I suppose, too, that I was wary of plunging headfirst into the show because, well, I’ve been burned before. Unfortunately, when a TV show is described as “gay,” that usually means that it has a few moments that a Queer audience could read as gay, that a single Queer relationship is involved — usually a short-lived one — or that it Queer-baits with no actual satisfaction at the end of the road. For the first few episodes of the 10-episode first season, I held my breath, wondering if that would be the case with “Our Flag Means Death.” It wasn’t.
Executive-produced by Taika Waititi, “Our Flag Means Death” — loosely based on real-life pirates Stede Bonnet (Rhys Darby, “Guns Akimbo”), who left regular life behind to try his hand at this completely new profession, and Blackbeard (Taika Waititi, “Jojo Rabbit”) — watches the duo fall for one another in a slow burn. For the first three episodes, the camera refuses to give the audience a glimpse of Blackbeard, offering instead angled and fuzzy shots that leave him to the imagination of the viewer. When Blackbeard emerges in all his glory at the end of episode three, finally becoming an active presence in the plot rather than a mirage, it’s clear that sparks are flying between the two captains and that Queer love might be born.
As the tension builds, audiences are treated to picnic scenes, lingering touches and longing gazes in the moonlight until the unlikely couple seals it with a kiss at the end of episode nine. Blackbeard, referring to himself in the third person, gazes off into the horizon before proclaiming, “You make Ed happy,” and gently pulls Stede toward him. When their lips part, Stede responds with a smile, “You make Stede happy.” I could hardly believe what I was seeing.
In an interview, Waititi was asked about bringing what’s often left to be Queer subtext into the forefront, and he reemphasized the importance of committing fully. The relationship between Stede and Blackbeard isn’t a bromance, “This is romantic. It’s a romance,” said Waititi.
I already feel spoiled enough, but Stede and Blackbeard aren’t the only Queer relationship in “Our Flag Means Death”. Kind-hearted crew member and big teddy bear Oluwande (Samson Kayo, “Bloods”) pines after his fellow crew member Jim (Vico Ortiz, “The Syed Family Xmas Eve Game Night”), a non-binary pirate thirsty for revenge, from the very beginning. Oluwunde initially protects Jim from having their identity discovered and is unable to sleep in the room they shared when they’re gone. Stede’s patient scribe Lucius (Nathan Foad, “Newark, Newark”) also has a sweet committed relationship with crew member Black Pete (Matthew Maher, “The Outside Story”) that the show just wouldn’t be the same without. The relationship between Stede and Blackbeard might be central, but Queer love isn’t an exception in this story. It’s the norm.
The series has spawned endless fan art, specifically Queer fan art. It’s not the first show to inspire artists online to create their own illustrations, but something is notably different here.

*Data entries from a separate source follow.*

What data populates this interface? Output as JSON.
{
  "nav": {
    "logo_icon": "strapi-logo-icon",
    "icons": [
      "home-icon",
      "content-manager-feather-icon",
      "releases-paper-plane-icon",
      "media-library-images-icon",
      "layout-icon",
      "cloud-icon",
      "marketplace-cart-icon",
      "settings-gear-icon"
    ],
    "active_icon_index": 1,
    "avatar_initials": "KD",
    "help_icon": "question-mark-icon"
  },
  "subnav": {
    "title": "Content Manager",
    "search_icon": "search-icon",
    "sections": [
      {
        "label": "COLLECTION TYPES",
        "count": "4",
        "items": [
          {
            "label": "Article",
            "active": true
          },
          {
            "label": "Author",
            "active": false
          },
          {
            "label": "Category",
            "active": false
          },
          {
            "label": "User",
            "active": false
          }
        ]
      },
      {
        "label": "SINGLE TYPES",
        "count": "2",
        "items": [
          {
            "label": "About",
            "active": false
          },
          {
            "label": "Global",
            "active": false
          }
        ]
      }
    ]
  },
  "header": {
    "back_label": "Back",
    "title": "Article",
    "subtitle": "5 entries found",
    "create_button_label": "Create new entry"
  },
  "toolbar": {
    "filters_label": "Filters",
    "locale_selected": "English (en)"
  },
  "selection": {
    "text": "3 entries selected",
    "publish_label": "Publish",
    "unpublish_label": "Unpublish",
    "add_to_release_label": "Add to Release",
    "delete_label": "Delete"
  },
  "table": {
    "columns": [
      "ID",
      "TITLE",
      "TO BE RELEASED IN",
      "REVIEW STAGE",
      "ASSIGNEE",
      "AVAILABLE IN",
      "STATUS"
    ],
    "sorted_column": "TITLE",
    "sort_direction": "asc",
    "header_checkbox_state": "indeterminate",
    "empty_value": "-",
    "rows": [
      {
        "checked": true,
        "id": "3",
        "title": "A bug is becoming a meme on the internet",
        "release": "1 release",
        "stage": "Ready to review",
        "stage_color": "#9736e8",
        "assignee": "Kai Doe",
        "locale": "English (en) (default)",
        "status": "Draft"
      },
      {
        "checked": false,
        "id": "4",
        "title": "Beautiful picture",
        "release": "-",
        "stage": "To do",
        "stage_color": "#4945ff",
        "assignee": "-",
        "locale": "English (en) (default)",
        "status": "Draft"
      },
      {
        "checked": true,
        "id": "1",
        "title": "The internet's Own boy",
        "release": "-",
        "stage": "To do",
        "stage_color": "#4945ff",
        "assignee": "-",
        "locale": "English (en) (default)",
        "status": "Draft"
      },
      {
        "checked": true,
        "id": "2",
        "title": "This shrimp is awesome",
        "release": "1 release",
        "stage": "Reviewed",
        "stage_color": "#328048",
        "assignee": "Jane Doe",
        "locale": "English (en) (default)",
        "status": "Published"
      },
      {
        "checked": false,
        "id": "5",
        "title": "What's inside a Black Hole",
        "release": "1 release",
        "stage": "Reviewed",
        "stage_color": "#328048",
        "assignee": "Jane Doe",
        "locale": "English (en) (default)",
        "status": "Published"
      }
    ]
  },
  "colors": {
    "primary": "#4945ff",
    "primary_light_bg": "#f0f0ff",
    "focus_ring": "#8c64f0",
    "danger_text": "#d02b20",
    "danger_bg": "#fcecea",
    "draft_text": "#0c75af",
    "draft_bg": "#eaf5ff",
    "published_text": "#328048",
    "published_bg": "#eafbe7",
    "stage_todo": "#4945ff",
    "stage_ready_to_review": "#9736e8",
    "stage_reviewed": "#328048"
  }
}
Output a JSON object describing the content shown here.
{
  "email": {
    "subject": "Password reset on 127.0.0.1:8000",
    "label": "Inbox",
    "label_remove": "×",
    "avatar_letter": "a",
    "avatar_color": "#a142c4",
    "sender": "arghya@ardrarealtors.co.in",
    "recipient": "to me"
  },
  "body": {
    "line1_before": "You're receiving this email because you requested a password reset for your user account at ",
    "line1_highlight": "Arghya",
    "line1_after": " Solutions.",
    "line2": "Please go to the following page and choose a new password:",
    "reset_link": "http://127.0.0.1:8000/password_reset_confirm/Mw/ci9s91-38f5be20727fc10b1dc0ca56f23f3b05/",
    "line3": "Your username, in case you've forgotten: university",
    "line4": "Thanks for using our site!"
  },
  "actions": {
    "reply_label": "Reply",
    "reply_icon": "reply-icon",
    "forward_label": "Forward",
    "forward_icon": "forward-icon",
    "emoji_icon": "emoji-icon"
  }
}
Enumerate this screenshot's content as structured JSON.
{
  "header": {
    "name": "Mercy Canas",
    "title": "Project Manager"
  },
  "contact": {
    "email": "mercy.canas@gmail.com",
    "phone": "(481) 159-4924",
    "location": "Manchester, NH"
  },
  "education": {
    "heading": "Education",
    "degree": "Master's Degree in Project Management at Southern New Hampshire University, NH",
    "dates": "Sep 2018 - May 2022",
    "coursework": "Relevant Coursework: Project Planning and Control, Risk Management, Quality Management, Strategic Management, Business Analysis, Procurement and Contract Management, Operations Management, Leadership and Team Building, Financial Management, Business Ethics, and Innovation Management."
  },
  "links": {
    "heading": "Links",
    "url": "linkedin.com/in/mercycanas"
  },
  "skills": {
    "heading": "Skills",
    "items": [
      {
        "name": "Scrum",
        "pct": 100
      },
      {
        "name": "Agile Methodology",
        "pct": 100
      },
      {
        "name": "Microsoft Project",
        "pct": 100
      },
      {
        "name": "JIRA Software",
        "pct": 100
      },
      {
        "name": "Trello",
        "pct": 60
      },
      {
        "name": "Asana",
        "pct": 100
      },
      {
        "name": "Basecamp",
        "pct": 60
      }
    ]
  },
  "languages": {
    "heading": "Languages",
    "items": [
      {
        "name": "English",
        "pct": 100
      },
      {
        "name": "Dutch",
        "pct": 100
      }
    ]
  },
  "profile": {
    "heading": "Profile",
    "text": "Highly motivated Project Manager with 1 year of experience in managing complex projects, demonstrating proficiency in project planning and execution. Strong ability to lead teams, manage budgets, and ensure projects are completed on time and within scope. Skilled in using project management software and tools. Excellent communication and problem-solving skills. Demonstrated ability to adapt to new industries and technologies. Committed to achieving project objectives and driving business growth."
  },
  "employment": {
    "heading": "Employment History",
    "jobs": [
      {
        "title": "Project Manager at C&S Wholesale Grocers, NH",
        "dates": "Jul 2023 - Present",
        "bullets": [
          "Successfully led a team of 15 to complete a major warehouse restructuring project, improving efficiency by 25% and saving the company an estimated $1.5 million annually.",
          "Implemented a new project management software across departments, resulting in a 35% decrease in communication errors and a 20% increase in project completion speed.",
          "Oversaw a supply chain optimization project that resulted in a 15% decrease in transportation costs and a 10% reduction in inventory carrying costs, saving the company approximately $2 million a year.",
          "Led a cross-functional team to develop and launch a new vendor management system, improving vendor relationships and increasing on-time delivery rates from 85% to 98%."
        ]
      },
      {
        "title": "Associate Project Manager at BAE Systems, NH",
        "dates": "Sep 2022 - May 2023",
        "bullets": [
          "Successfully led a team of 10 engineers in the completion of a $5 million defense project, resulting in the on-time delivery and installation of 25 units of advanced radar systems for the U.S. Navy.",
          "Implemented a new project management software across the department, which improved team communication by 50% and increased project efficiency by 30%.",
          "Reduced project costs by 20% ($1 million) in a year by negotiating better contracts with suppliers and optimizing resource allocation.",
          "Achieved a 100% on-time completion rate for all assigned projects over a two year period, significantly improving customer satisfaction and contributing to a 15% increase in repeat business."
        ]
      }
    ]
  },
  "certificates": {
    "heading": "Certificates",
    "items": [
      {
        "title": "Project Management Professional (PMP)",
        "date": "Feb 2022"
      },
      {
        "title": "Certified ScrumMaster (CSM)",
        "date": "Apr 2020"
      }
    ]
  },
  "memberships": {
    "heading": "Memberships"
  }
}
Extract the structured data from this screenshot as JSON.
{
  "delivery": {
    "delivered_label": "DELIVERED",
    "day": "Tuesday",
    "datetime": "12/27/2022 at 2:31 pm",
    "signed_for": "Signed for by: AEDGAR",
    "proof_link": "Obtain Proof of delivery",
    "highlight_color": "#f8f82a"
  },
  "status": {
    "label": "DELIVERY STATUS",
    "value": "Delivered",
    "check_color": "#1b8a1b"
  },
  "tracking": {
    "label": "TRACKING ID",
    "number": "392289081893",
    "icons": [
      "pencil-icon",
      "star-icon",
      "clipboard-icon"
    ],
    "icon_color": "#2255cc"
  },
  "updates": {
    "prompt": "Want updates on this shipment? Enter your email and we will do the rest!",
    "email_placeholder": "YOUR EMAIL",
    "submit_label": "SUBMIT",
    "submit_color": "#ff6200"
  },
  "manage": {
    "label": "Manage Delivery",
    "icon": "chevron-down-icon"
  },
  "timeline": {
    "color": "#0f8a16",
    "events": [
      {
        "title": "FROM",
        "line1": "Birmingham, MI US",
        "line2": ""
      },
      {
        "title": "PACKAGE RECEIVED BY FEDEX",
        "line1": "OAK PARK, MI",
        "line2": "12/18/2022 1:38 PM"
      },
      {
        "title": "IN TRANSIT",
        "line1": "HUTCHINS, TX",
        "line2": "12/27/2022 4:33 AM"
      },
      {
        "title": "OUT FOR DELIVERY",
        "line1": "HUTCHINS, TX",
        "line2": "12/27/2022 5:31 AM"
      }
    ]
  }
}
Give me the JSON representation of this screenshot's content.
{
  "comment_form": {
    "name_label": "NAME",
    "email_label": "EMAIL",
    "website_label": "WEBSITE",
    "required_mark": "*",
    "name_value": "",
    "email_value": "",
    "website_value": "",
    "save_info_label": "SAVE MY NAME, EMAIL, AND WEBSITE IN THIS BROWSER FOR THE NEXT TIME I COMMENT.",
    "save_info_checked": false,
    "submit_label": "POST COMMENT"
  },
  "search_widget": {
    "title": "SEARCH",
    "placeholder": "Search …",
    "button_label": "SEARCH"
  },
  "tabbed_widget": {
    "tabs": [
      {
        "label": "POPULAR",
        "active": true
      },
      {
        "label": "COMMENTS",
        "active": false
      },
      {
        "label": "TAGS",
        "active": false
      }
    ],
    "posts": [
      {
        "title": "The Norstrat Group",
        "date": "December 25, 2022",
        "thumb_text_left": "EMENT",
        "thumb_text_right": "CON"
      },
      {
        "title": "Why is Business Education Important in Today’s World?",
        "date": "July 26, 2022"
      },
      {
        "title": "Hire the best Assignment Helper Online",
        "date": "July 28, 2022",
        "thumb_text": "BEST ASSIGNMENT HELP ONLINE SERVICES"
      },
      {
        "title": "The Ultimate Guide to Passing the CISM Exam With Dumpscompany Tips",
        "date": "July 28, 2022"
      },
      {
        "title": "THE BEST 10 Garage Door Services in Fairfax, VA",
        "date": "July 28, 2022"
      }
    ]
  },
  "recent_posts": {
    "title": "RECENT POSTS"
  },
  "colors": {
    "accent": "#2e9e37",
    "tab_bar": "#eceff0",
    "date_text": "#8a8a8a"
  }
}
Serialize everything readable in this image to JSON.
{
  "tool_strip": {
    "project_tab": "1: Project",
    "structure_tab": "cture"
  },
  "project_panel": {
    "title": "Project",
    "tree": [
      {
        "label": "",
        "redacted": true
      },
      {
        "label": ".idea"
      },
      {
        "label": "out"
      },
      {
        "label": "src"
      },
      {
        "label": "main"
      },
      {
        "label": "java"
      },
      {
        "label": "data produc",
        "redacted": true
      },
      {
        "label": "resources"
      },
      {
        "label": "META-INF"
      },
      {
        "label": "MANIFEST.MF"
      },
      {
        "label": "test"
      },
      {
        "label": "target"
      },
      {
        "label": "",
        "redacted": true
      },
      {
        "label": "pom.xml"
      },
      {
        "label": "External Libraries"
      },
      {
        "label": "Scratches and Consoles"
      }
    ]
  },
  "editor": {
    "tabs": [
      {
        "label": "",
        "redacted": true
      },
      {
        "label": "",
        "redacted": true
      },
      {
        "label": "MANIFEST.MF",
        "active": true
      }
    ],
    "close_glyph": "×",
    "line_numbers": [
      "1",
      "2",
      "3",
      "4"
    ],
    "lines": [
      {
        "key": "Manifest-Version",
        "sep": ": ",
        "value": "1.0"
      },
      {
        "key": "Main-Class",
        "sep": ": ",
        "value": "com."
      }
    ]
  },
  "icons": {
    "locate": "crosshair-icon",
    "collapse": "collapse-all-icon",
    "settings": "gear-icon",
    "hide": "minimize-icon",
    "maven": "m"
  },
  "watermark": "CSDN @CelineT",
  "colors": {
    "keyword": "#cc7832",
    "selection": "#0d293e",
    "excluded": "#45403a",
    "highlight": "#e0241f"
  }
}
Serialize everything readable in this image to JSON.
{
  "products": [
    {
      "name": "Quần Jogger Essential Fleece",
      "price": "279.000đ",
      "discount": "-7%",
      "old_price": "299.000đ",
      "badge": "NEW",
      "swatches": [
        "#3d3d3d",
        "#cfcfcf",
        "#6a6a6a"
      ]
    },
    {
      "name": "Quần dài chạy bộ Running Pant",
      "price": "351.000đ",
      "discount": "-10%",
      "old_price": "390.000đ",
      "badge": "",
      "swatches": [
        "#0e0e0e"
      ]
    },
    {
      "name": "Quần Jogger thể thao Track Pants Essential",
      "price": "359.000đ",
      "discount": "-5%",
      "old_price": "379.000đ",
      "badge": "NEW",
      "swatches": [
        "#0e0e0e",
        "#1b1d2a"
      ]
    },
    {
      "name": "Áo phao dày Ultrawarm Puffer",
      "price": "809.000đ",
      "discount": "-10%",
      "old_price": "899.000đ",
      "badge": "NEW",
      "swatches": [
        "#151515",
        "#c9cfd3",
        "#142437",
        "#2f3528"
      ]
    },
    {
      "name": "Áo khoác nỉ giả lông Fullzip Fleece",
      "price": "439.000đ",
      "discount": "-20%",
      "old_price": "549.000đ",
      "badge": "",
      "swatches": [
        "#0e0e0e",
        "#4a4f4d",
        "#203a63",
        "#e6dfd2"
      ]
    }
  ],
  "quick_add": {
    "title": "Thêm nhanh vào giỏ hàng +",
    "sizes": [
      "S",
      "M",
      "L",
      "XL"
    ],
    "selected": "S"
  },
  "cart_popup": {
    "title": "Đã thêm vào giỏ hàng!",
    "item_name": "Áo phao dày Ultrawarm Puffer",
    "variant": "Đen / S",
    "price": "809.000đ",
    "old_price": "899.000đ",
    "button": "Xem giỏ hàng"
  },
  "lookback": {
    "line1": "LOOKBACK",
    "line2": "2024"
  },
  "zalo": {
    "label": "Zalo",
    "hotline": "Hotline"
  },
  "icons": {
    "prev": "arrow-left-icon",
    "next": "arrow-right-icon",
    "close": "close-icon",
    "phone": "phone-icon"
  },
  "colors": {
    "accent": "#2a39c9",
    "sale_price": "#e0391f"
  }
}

The moments of Queer love that artists depict are often a fantasy, something they wish they could see on television but are left to imagine for themselves, but this time we actually got to see them on screen.
“Our Flag Means Death” is satisfaction after years of Queer-baiting, funny in ways you often don’t see coming and relentlessly sweet. We can only hope with all our hearts for a second season, and that other series’ are paying close attention.
TV Beat Editor Emmy Snyder can be reached at email@example.com.